There have been a lot of discussions lately about what experiential marketing is -- meetings, and forums, and summits going on all over the place with people discussing what it is or isn't, and so forth. Some examples: A group met last week in New York at an event called the Experience Summit, at which most of the participants were architects and entertainment designers (lighting, special effects, story development, technology, etc.). The Promotion Marketing Association has an experiential group called the Event Marketing Council, of which all its leaders are in the promotions business. There are other groups that focus on customer experience management, and still others that believe it's simply street marketing. Jack Morton did a survey on experiential marketing in which they defined the discipline solely as live events, whereas Bernd Schmitt says in his books that experiential marketing doesn't have to be a live event.
This can all lead to confusion. Who does it? What is it? I'd like to think that we can all come together and create a definition that is broad enough to include a variety of experiential methods, but narrow enough to be very clear.

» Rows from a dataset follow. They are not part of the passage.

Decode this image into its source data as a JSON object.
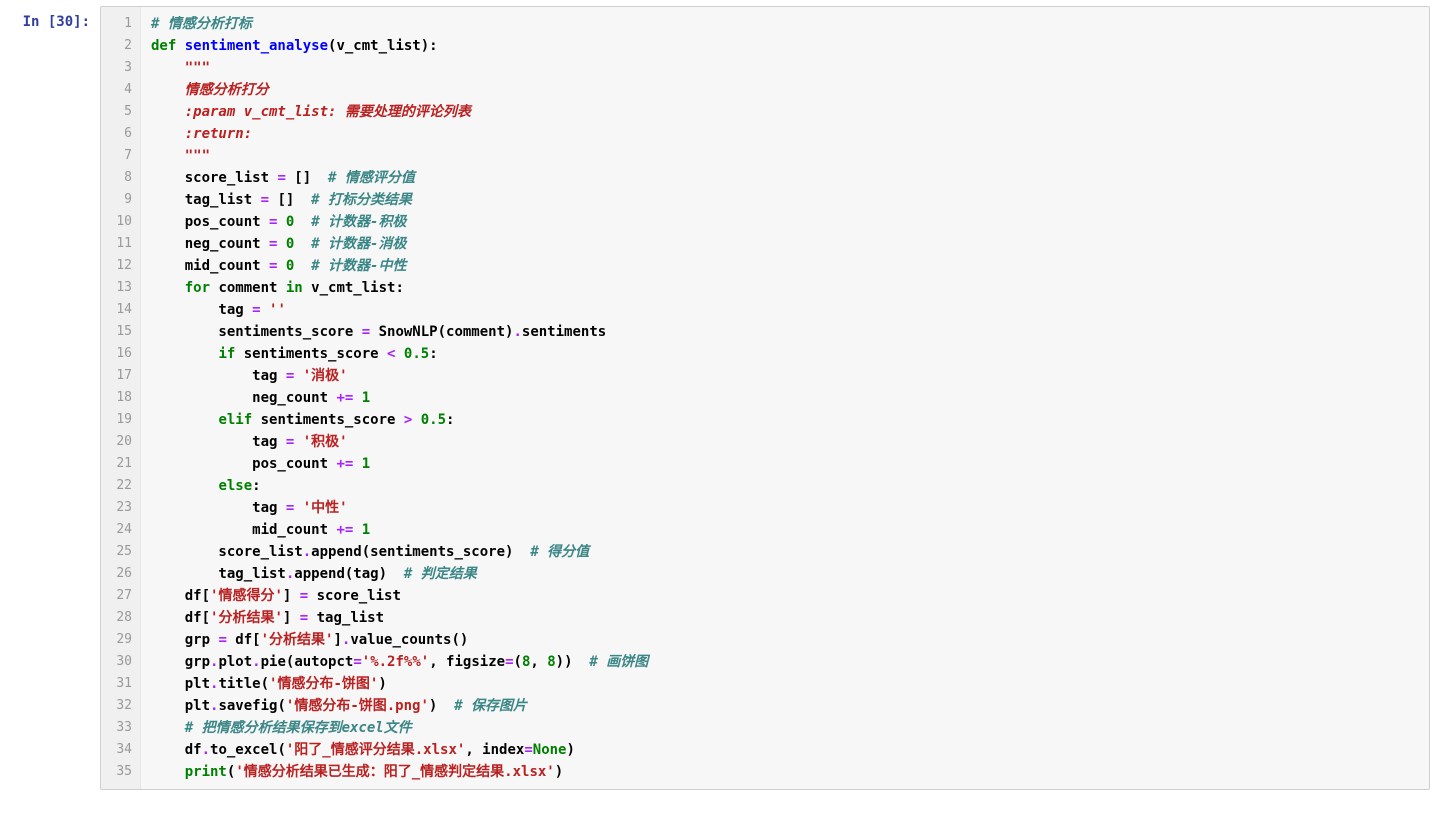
{
  "prompt": "In [30]:",
  "line_count": 35,
  "code_lines": [
    [
      {
        "t": "# 情感分析打标",
        "c": "tok-comment"
      }
    ],
    [
      {
        "t": "def ",
        "c": "tok-keyword"
      },
      {
        "t": "sentiment_analyse",
        "c": "tok-defname"
      },
      {
        "t": "(v_cmt_list):",
        "c": ""
      }
    ],
    [
      {
        "t": "    ",
        "c": ""
      },
      {
        "t": "\"\"\"",
        "c": "tok-docstr"
      }
    ],
    [
      {
        "t": "    ",
        "c": ""
      },
      {
        "t": "情感分析打分",
        "c": "tok-docstr"
      }
    ],
    [
      {
        "t": "    ",
        "c": ""
      },
      {
        "t": ":param v_cmt_list: 需要处理的评论列表",
        "c": "tok-docstr"
      }
    ],
    [
      {
        "t": "    ",
        "c": ""
      },
      {
        "t": ":return:",
        "c": "tok-docstr"
      }
    ],
    [
      {
        "t": "    ",
        "c": ""
      },
      {
        "t": "\"\"\"",
        "c": "tok-docstr"
      }
    ],
    [
      {
        "t": "    score_list ",
        "c": ""
      },
      {
        "t": "=",
        "c": "tok-op"
      },
      {
        "t": " []  ",
        "c": ""
      },
      {
        "t": "# 情感评分值",
        "c": "tok-comment"
      }
    ],
    [
      {
        "t": "    tag_list ",
        "c": ""
      },
      {
        "t": "=",
        "c": "tok-op"
      },
      {
        "t": " []  ",
        "c": ""
      },
      {
        "t": "# 打标分类结果",
        "c": "tok-comment"
      }
    ],
    [
      {
        "t": "    pos_count ",
        "c": ""
      },
      {
        "t": "=",
        "c": "tok-op"
      },
      {
        "t": " ",
        "c": ""
      },
      {
        "t": "0",
        "c": "tok-number"
      },
      {
        "t": "  ",
        "c": ""
      },
      {
        "t": "# 计数器-积极",
        "c": "tok-comment"
      }
    ],
    [
      {
        "t": "    neg_count ",
        "c": ""
      },
      {
        "t": "=",
        "c": "tok-op"
      },
      {
        "t": " ",
        "c": ""
      },
      {
        "t": "0",
        "c": "tok-number"
      },
      {
        "t": "  ",
        "c": ""
      },
      {
        "t": "# 计数器-消极",
        "c": "tok-comment"
      }
    ],
    [
      {
        "t": "    mid_count ",
        "c": ""
      },
      {
        "t": "=",
        "c": "tok-op"
      },
      {
        "t": " ",
        "c": ""
      },
      {
        "t": "0",
        "c": "tok-number"
      },
      {
        "t": "  ",
        "c": ""
      },
      {
        "t": "# 计数器-中性",
        "c": "tok-comment"
      }
    ],
    [
      {
        "t": "    ",
        "c": ""
      },
      {
        "t": "for",
        "c": "tok-keyword"
      },
      {
        "t": " comment ",
        "c": ""
      },
      {
        "t": "in",
        "c": "tok-keyword"
      },
      {
        "t": " v_cmt_list:",
        "c": ""
      }
    ],
    [
      {
        "t": "        tag ",
        "c": ""
      },
      {
        "t": "=",
        "c": "tok-op"
      },
      {
        "t": " ",
        "c": ""
      },
      {
        "t": "''",
        "c": "tok-string"
      }
    ],
    [
      {
        "t": "        sentiments_score ",
        "c": ""
      },
      {
        "t": "=",
        "c": "tok-op"
      },
      {
        "t": " SnowNLP(comment)",
        "c": ""
      },
      {
        "t": ".",
        "c": "tok-op"
      },
      {
        "t": "sentiments",
        "c": ""
      }
    ],
    [
      {
        "t": "        ",
        "c": ""
      },
      {
        "t": "if",
        "c": "tok-keyword"
      },
      {
        "t": " sentiments_score ",
        "c": ""
      },
      {
        "t": "<",
        "c": "tok-op"
      },
      {
        "t": " ",
        "c": ""
      },
      {
        "t": "0.5",
        "c": "tok-number"
      },
      {
        "t": ":",
        "c": ""
      }
    ],
    [
      {
        "t": "            tag ",
        "c": ""
      },
      {
        "t": "=",
        "c": "tok-op"
      },
      {
        "t": " ",
        "c": ""
      },
      {
        "t": "'消极'",
        "c": "tok-string"
      }
    ],
    [
      {
        "t": "            neg_count ",
        "c": ""
      },
      {
        "t": "+=",
        "c": "tok-op"
      },
      {
        "t": " ",
        "c": ""
      },
      {
        "t": "1",
        "c": "tok-number"
      }
    ],
    [
      {
        "t": "        ",
        "c": ""
      },
      {
        "t": "elif",
        "c": "tok-keyword"
      },
      {
        "t": " sentiments_score ",
        "c": ""
      },
      {
        "t": ">",
        "c": "tok-op"
      },
      {
        "t": " ",
        "c": ""
      },
      {
        "t": "0.5",
        "c": "tok-number"
      },
      {
        "t": ":",
        "c": ""
      }
    ],
    [
      {
        "t": "            tag ",
        "c": ""
      },
      {
        "t": "=",
        "c": "tok-op"
      },
      {
        "t": " ",
        "c": ""
      },
      {
        "t": "'积极'",
        "c": "tok-string"
      }
    ],
    [
      {
        "t": "            pos_count ",
        "c": ""
      },
      {
        "t": "+=",
        "c": "tok-op"
      },
      {
        "t": " ",
        "c": ""
      },
      {
        "t": "1",
        "c": "tok-number"
      }
    ],
    [
      {
        "t": "        ",
        "c": ""
      },
      {
        "t": "else",
        "c": "tok-keyword"
      },
      {
        "t": ":",
        "c": ""
      }
    ],
    [
      {
        "t": "            tag ",
        "c": ""
      },
      {
        "t": "=",
        "c": "tok-op"
      },
      {
        "t": " ",
        "c": ""
      },
      {
        "t": "'中性'",
        "c": "tok-string"
      }
    ],
    [
      {
        "t": "            mid_count ",
        "c": ""
      },
      {
        "t": "+=",
        "c": "tok-op"
      },
      {
        "t": " ",
        "c": ""
      },
      {
        "t": "1",
        "c": "tok-number"
      }
    ],
    [
      {
        "t": "        score_list",
        "c": ""
      },
      {
        "t": ".",
        "c": "tok-op"
      },
      {
        "t": "append(sentiments_score)  ",
        "c": ""
      },
      {
        "t": "# 得分值",
        "c": "tok-comment"
      }
    ],
    [
      {
        "t": "        tag_list",
        "c": ""
      },
      {
        "t": ".",
        "c": "tok-op"
      },
      {
        "t": "append(tag)  ",
        "c": ""
      },
      {
        "t": "# 判定结果",
        "c": "tok-comment"
      }
    ],
    [
      {
        "t": "    df[",
        "c": ""
      },
      {
        "t": "'情感得分'",
        "c": "tok-string"
      },
      {
        "t": "] ",
        "c": ""
      },
      {
        "t": "=",
        "c": "tok-op"
      },
      {
        "t": " score_list",
        "c": ""
      }
    ],
    [
      {
        "t": "    df[",
        "c": ""
      },
      {
        "t": "'分析结果'",
        "c": "tok-string"
      },
      {
        "t": "] ",
        "c": ""
      },
      {
        "t": "=",
        "c": "tok-op"
      },
      {
        "t": " tag_list",
        "c": ""
      }
    ],
    [
      {
        "t": "    grp ",
        "c": ""
      },
      {
        "t": "=",
        "c": "tok-op"
      },
      {
        "t": " df[",
        "c": ""
      },
      {
        "t": "'分析结果'",
        "c": "tok-string"
      },
      {
        "t": "]",
        "c": ""
      },
      {
        "t": ".",
        "c": "tok-op"
      },
      {
        "t": "value_counts()",
        "c": ""
      }
    ],
    [
      {
        "t": "    grp",
        "c": ""
      },
      {
        "t": ".",
        "c": "tok-op"
      },
      {
        "t": "plot",
        "c": ""
      },
      {
        "t": ".",
        "c": "tok-op"
      },
      {
        "t": "pie(autopct",
        "c": ""
      },
      {
        "t": "=",
        "c": "tok-op"
      },
      {
        "t": "'%.2f%%'",
        "c": "tok-string"
      },
      {
        "t": ", figsize",
        "c": ""
      },
      {
        "t": "=",
        "c": "tok-op"
      },
      {
        "t": "(",
        "c": ""
      },
      {
        "t": "8",
        "c": "tok-number"
      },
      {
        "t": ", ",
        "c": ""
      },
      {
        "t": "8",
        "c": "tok-number"
      },
      {
        "t": "))  ",
        "c": ""
      },
      {
        "t": "# 画饼图",
        "c": "tok-comment"
      }
    ],
    [
      {
        "t": "    plt",
        "c": ""
      },
      {
        "t": ".",
        "c": "tok-op"
      },
      {
        "t": "title(",
        "c": ""
      },
      {
        "t": "'情感分布-饼图'",
        "c": "tok-string"
      },
      {
        "t": ")",
        "c": ""
      }
    ],
    [
      {
        "t": "    plt",
        "c": ""
      },
      {
        "t": ".",
        "c": "tok-op"
      },
      {
        "t": "savefig(",
        "c": ""
      },
      {
        "t": "'情感分布-饼图.png'",
        "c": "tok-string"
      },
      {
        "t": ")  ",
        "c": ""
      },
      {
        "t": "# 保存图片",
        "c": "tok-comment"
      }
    ],
    [
      {
        "t": "    ",
        "c": ""
      },
      {
        "t": "# 把情感分析结果保存到excel文件",
        "c": "tok-comment"
      }
    ],
    [
      {
        "t": "    df",
        "c": ""
      },
      {
        "t": ".",
        "c": "tok-op"
      },
      {
        "t": "to_excel(",
        "c": ""
      },
      {
        "t": "'阳了_情感评分结果.xlsx'",
        "c": "tok-string"
      },
      {
        "t": ", index",
        "c": ""
      },
      {
        "t": "=",
        "c": "tok-op"
      },
      {
        "t": "None",
        "c": "tok-const"
      },
      {
        "t": ")",
        "c": ""
      }
    ],
    [
      {
        "t": "    ",
        "c": ""
      },
      {
        "t": "print",
        "c": "tok-builtin"
      },
      {
        "t": "(",
        "c": ""
      },
      {
        "t": "'情感分析结果已生成：阳了_情感判定结果.xlsx'",
        "c": "tok-string"
      },
      {
        "t": ")",
        "c": ""
      }
    ]
  ]
}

As I wrote back in February, I think experiential marketing is about creating fresh connections between brands and consumers out in the world where things happen. Following are my criteria for what makes something an experiential marketing activation:

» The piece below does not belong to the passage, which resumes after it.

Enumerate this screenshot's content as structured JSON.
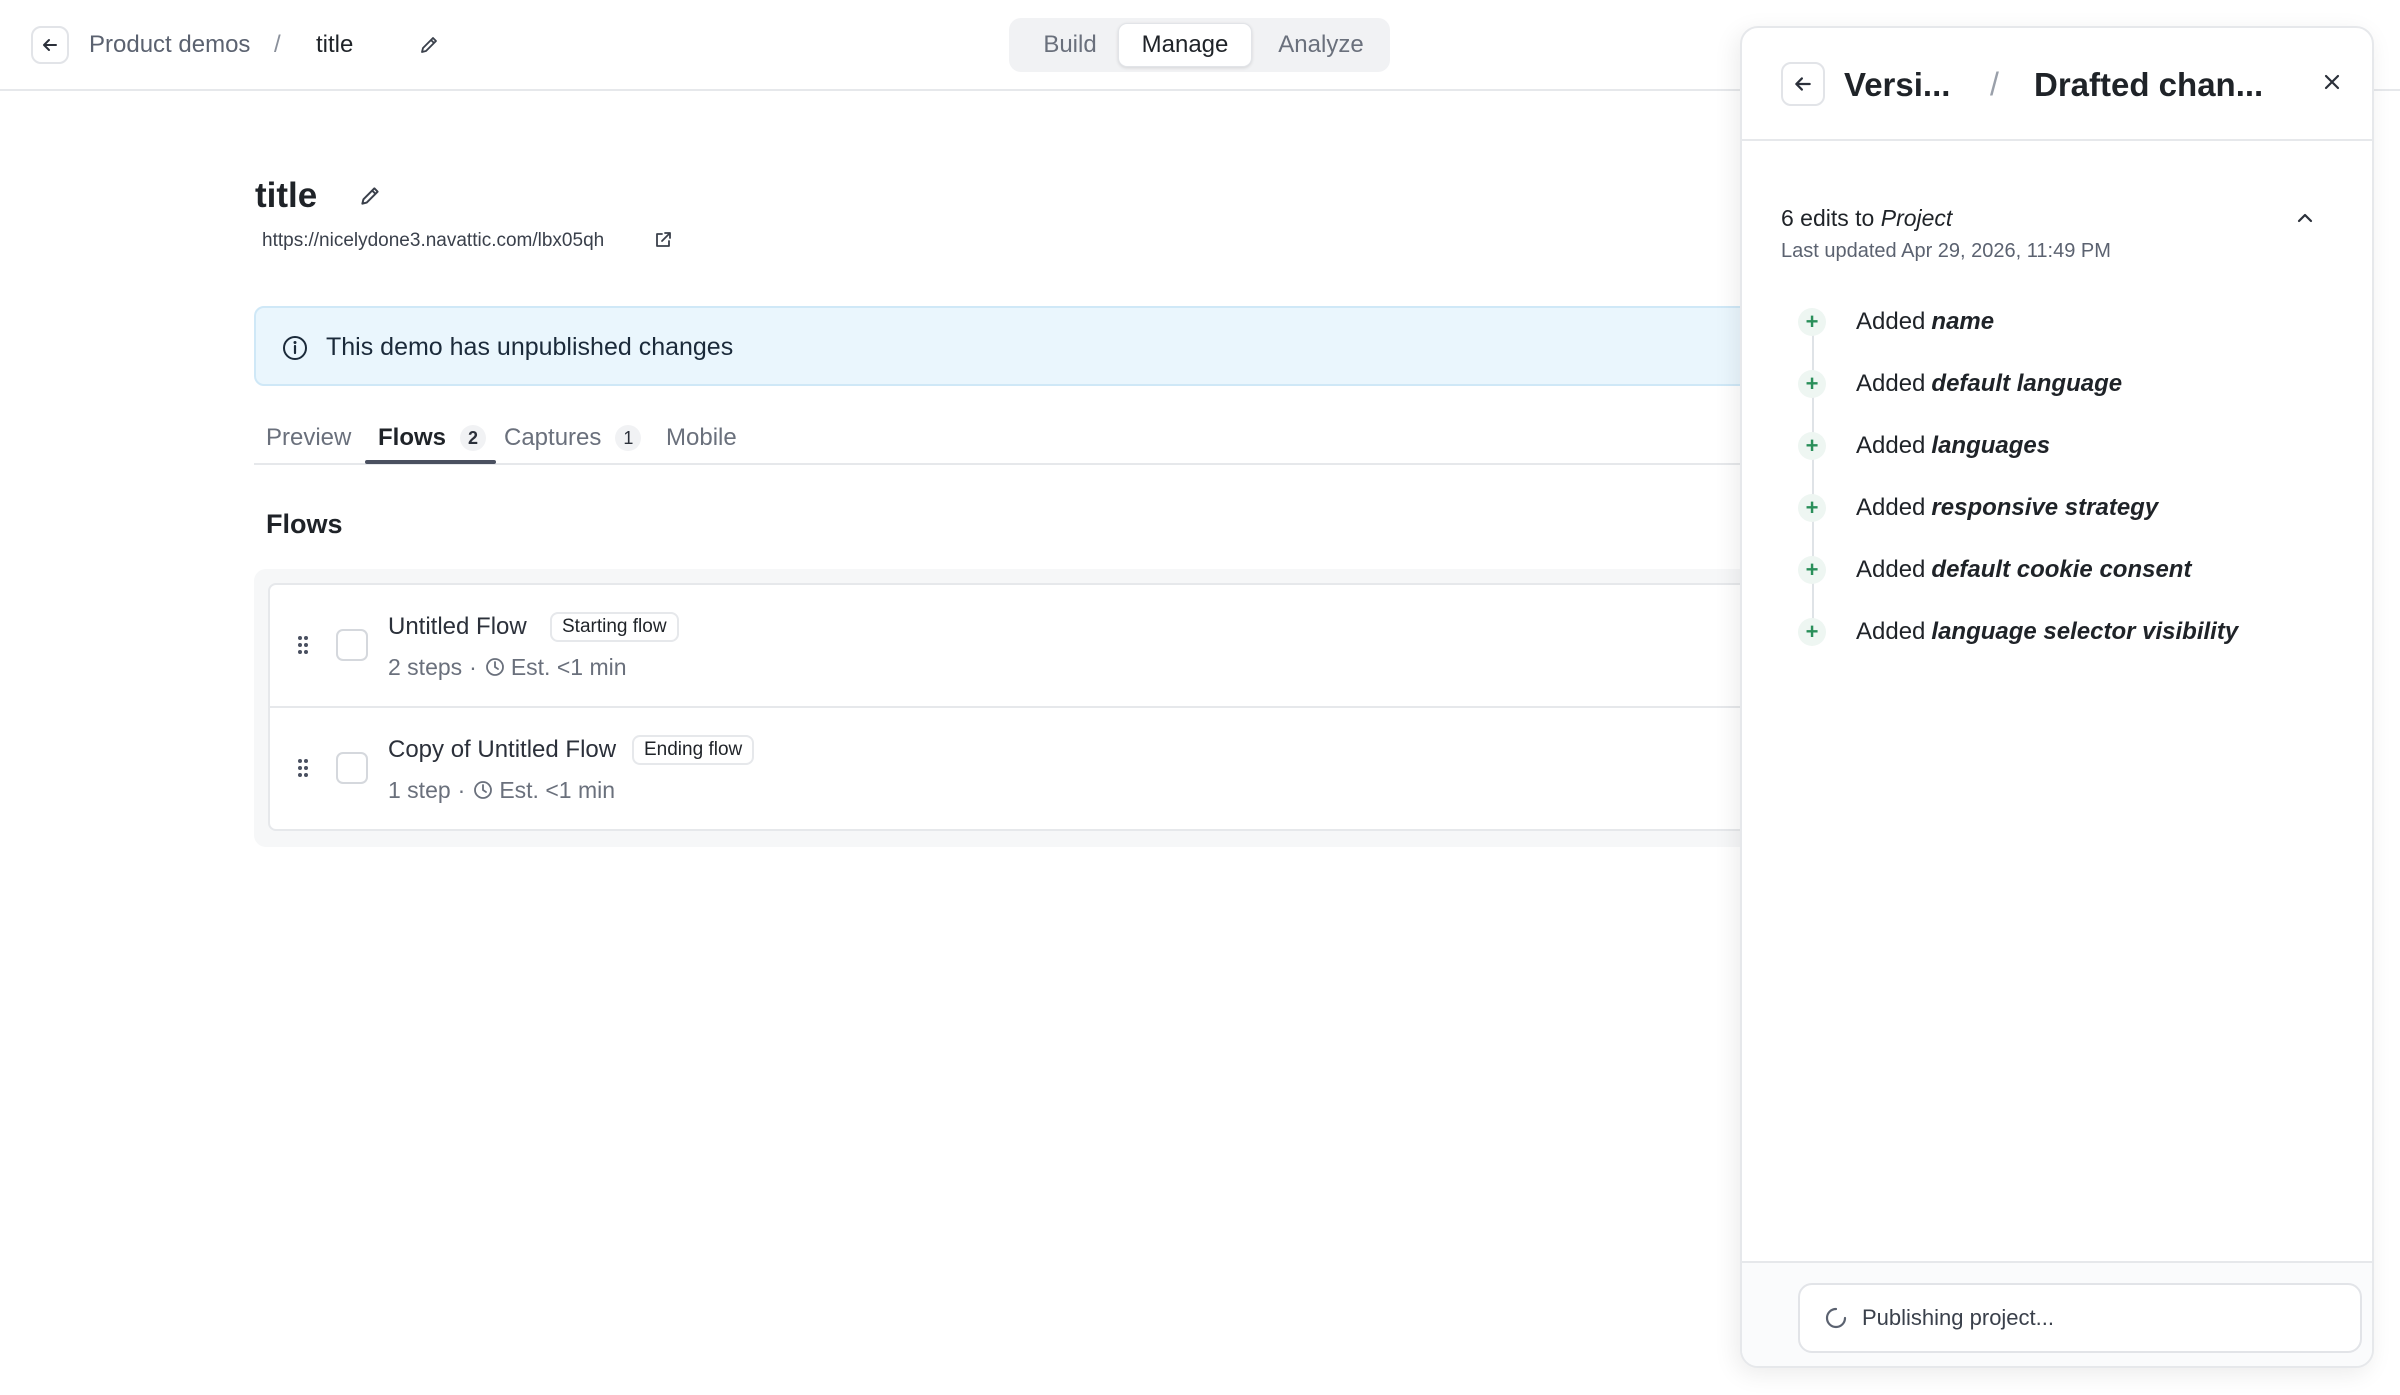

Connected Relevance -- The experience makes sense for both the brand (its personality, its attributes, etc.) and the person experiencing it (their mindset, their needs and interests). In other words, if I happen by some live street event, watch it for a few minutes and walk away because it had no meaning to me, I haven't experienced "experiential marketing." Just throwing something clever out there doesn't count, which is why sponsoring live events doesn't always measure up as experiential marketing. A good example of connected relevance would be Charmin's Pottypalooza.
Meaning -- The execution should have a lasting impact and be memorable or in some other way meaningful to the consumer. Perhaps they find something they've been looking for, have an experience they've always wanted to have, or are allowed to share something special with someone else (e.g. parents and children together at Legoland). Branded interactive kiosks that end up being a place for people to park their butts or simply amuse themselves for a while and nothing more is not meaningful. Engagement comes into play here in terms of holding, not simply getting, someone's attention.
Interaction -- The consumer should have some degree of control or interaction (they participate, they can ask questions or comment, they can make choices, etc.) For me, being experiential has a lot to do with showing consumers enough respect to allow them to be part of the process (for example, Ebay and Build-A-Bear Workshop). That's why it is much more than simple entertainment.
In terms of who does this in the marketing world, it could be anyone. What do you think of these criteria? Do you have additional examples that bear them out? What are your own criteria? I'd love to hear from you.